What the task requires: Return, from the listing that follows, each line containing the word "AppDelegate".

Record excerpts:
--- START ---
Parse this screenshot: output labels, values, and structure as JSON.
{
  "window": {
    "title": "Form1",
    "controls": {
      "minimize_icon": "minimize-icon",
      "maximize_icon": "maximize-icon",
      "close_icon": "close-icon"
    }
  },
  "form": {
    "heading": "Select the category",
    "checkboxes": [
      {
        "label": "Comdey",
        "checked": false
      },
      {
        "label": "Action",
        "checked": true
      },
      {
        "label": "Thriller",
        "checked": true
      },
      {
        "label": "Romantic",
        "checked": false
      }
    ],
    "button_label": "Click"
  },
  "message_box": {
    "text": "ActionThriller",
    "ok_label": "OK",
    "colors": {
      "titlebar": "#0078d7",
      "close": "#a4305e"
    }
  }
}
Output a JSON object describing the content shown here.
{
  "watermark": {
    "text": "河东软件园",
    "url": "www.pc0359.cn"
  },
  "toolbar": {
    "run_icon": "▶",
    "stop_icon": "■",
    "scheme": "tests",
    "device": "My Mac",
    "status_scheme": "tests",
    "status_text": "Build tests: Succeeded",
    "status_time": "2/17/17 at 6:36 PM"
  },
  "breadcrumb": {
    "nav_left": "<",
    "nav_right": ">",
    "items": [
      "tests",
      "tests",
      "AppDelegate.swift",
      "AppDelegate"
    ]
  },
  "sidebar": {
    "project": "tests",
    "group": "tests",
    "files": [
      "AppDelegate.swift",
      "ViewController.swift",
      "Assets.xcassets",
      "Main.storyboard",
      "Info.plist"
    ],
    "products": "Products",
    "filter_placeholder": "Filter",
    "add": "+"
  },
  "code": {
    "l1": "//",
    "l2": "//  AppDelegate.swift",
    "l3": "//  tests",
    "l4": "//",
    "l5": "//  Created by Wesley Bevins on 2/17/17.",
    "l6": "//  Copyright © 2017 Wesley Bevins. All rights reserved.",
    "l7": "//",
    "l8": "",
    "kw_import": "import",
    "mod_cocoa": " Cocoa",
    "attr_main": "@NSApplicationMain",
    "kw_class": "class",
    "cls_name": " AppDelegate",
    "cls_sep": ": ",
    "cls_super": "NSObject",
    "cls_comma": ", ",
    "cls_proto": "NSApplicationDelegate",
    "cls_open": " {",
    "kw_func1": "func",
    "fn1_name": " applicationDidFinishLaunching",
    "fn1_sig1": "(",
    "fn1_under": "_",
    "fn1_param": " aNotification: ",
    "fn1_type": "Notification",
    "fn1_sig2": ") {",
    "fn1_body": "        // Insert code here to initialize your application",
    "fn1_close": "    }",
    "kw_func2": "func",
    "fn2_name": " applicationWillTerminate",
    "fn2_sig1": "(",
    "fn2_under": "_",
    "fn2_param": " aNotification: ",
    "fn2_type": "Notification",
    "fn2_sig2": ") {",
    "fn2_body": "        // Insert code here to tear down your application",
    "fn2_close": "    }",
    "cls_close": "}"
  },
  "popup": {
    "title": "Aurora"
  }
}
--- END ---
Answer to this problem:
      "AppDelegate.swift",
      "AppDelegate"
      "AppDelegate.swift",
    "l2": "//  AppDelegate.swift",
    "cls_name": " AppDelegate",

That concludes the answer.